» **Task instructions**
All lines below are to be output exactly as they stand.

» **Dataset records**
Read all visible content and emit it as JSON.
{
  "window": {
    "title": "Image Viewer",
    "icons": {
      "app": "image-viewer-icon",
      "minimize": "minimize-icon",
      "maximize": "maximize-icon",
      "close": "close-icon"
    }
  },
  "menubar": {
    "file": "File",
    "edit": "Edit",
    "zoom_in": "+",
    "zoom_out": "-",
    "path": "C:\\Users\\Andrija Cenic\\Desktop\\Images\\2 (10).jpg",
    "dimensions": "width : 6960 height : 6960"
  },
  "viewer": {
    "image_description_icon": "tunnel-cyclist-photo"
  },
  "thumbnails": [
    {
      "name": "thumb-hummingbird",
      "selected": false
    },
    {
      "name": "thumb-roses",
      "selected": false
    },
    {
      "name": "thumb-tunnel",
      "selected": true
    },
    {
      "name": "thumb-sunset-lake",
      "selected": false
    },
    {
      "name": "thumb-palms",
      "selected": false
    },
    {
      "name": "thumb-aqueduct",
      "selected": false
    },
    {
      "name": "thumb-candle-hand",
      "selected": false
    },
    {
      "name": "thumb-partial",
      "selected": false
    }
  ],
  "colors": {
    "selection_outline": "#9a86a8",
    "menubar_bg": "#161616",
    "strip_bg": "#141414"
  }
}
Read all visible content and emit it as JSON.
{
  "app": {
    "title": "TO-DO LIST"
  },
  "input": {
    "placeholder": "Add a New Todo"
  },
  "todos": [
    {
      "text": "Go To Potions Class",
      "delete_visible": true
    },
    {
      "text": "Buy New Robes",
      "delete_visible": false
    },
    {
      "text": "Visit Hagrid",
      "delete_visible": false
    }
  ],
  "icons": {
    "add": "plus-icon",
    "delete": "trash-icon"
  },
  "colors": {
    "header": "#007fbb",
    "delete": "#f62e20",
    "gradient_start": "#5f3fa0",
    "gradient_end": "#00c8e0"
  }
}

» **Written response**
Read all visible content and emit it as JSON.
{
  "window": {
    "title": "Image Viewer",
    "icons": {
      "app": "image-viewer-icon",
      "minimize": "minimize-icon",
      "maximize": "maximize-icon",
      "close": "close-icon"
    }
  },
  "menubar": {
    "file": "File",
    "edit": "Edit",
    "zoom_in": "+",
    "zoom_out": "-",
    "path": "C:\\Users\\Andrija Cenic\\Desktop\\Images\\2 (10).jpg",
    "dimensions": "width : 6960 height : 6960"
  },
  "viewer": {
    "image_description_icon": "tunnel-cyclist-photo"
  },
  "thumbnails": [
    {
      "name": "thumb-hummingbird",
      "selected": false
    },
    {
      "name": "thumb-roses",
      "selected": false
    },
    {
      "name": "thumb-tunnel",
      "selected": true
    },
    {
      "name": "thumb-sunset-lake",
      "selected": false
    },
    {
      "name": "thumb-palms",
      "selected": false
    },
    {
      "name": "thumb-aqueduct",
      "selected": false
    },
    {
      "name": "thumb-candle-hand",
      "selected": false
    },
    {
      "name": "thumb-partial",
      "selected": false
    }
  ],
  "colors": {
    "selection_outline": "#9a86a8",
    "menubar_bg": "#161616",
    "strip_bg": "#141414"
  }
}
Read all visible content and emit it as JSON.
{
  "app": {
    "title": "TO-DO LIST"
  },
  "input": {
    "placeholder": "Add a New Todo"
  },
  "todos": [
    {
      "text": "Go To Potions Class",
      "delete_visible": true
    },
    {
      "text": "Buy New Robes",
      "delete_visible": false
    },
    {
      "text": "Visit Hagrid",
      "delete_visible": false
    }
  ],
  "icons": {
    "add": "plus-icon",
    "delete": "trash-icon"
  },
  "colors": {
    "header": "#007fbb",
    "delete": "#f62e20",
    "gradient_start": "#5f3fa0",
    "gradient_end": "#00c8e0"
  }
}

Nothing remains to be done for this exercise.